_THE TASK_:
Search the entries for the word "ExampleDelegate" and pull out each line that has it.
▼▼▼
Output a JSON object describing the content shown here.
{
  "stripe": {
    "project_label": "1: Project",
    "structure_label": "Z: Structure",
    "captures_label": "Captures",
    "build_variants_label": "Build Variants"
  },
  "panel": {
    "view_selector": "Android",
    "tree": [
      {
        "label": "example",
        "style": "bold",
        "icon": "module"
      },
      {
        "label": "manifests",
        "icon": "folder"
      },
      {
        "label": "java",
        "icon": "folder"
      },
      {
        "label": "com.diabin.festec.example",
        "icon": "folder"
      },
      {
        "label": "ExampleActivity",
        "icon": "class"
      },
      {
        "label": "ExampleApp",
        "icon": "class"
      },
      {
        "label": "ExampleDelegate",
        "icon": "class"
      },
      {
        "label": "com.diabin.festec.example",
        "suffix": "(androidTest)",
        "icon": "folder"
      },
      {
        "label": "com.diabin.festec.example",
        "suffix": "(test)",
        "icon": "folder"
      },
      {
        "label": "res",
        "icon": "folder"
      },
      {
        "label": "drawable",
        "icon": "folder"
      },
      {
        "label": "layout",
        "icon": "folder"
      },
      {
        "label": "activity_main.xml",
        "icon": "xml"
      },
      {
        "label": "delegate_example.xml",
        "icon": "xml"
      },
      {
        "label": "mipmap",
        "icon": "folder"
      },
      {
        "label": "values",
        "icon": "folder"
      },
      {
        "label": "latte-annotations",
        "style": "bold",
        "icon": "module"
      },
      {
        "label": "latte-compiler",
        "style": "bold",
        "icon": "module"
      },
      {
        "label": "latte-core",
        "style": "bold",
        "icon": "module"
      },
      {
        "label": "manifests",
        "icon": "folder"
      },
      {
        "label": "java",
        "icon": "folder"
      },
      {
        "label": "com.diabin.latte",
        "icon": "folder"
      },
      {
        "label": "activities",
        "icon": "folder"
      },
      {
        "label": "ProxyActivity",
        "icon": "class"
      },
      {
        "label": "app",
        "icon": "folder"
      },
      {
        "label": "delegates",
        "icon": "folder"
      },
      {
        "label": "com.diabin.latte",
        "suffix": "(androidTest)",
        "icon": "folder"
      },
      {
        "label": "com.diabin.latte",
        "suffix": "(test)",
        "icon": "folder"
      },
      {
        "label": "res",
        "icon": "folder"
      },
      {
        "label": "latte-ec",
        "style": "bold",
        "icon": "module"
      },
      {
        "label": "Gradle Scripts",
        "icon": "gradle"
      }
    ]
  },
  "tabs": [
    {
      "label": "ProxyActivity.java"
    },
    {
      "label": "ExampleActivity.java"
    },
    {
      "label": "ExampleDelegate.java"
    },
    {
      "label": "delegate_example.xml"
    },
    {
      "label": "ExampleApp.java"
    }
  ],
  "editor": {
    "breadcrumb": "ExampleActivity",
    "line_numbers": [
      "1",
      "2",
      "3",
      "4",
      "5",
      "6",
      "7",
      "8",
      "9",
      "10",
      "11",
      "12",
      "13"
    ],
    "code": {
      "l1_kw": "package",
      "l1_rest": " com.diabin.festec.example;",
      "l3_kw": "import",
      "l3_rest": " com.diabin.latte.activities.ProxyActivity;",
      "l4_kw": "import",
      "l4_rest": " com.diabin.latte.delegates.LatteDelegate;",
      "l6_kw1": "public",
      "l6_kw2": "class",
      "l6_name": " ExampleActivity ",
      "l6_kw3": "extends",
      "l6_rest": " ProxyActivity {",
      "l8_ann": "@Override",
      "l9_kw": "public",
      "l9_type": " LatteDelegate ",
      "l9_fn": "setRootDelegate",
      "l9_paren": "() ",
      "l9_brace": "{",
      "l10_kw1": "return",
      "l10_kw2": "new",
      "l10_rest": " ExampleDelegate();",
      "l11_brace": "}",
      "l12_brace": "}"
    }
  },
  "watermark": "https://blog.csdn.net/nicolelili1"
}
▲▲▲
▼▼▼
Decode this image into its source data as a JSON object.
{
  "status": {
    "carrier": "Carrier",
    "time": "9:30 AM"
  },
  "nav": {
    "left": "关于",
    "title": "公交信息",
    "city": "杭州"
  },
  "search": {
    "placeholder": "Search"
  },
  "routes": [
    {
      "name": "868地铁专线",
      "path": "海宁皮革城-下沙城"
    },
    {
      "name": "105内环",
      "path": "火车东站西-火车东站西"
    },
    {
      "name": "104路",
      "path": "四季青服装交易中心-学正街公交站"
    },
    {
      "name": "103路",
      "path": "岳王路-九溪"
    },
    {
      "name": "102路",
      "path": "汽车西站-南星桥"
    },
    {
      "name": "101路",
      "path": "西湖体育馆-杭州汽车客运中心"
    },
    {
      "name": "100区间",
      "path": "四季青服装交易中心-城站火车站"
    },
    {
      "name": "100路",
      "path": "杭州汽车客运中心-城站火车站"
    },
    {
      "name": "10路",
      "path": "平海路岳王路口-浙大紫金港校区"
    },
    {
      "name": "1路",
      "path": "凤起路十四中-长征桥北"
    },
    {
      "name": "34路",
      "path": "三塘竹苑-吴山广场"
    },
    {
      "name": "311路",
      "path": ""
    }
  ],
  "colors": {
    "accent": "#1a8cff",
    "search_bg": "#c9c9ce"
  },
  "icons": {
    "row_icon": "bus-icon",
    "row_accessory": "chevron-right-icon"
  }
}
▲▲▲
_FINISHED TASK_:
        "label": "ExampleDelegate",
      "label": "ExampleDelegate.java"
      "l10_rest": " ExampleDelegate();",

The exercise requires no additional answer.